(Supplied records)

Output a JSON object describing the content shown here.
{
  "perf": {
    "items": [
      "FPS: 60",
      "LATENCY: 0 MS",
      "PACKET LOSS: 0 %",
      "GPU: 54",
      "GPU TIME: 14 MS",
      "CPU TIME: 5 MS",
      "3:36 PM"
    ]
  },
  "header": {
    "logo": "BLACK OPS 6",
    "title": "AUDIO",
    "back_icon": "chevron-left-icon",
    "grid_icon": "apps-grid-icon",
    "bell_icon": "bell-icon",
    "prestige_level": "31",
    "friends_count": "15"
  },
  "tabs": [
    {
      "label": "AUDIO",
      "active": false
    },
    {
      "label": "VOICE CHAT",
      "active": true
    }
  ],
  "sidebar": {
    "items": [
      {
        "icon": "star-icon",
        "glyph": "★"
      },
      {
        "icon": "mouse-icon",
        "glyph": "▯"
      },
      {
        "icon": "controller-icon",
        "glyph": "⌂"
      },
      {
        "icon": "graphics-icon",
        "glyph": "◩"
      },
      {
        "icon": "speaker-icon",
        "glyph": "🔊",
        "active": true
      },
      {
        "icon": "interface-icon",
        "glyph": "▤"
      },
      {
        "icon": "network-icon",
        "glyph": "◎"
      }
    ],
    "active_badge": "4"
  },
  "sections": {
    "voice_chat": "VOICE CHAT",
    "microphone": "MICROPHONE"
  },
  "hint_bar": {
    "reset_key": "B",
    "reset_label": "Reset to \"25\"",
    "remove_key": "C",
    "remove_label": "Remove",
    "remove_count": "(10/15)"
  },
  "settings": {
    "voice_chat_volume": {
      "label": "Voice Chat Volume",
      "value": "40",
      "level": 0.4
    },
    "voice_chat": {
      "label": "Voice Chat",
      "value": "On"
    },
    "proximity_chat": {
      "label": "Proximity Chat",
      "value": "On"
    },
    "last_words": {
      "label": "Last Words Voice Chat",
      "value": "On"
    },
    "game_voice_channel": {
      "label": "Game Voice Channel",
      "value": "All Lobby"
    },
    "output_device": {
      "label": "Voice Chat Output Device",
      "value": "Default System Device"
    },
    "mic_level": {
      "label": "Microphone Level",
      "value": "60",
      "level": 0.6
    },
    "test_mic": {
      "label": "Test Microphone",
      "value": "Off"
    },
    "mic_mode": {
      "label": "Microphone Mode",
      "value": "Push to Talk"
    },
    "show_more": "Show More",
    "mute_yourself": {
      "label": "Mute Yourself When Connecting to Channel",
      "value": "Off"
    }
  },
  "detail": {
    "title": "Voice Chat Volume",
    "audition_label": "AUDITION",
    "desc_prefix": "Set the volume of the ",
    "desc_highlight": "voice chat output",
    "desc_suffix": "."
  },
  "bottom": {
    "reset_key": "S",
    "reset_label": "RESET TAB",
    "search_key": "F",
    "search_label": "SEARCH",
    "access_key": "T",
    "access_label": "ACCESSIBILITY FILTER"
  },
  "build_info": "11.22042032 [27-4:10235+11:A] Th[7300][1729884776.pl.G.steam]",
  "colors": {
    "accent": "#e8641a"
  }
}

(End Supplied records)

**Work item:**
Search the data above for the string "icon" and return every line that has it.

**Result of this task:**
    "back_icon": "chevron-left-icon",
    "grid_icon": "apps-grid-icon",
    "bell_icon": "bell-icon",
        "icon": "star-icon",
        "icon": "mouse-icon",
        "icon": "controller-icon",
        "icon": "graphics-icon",
        "icon": "speaker-icon",
        "icon": "interface-icon",
        "icon": "network-icon",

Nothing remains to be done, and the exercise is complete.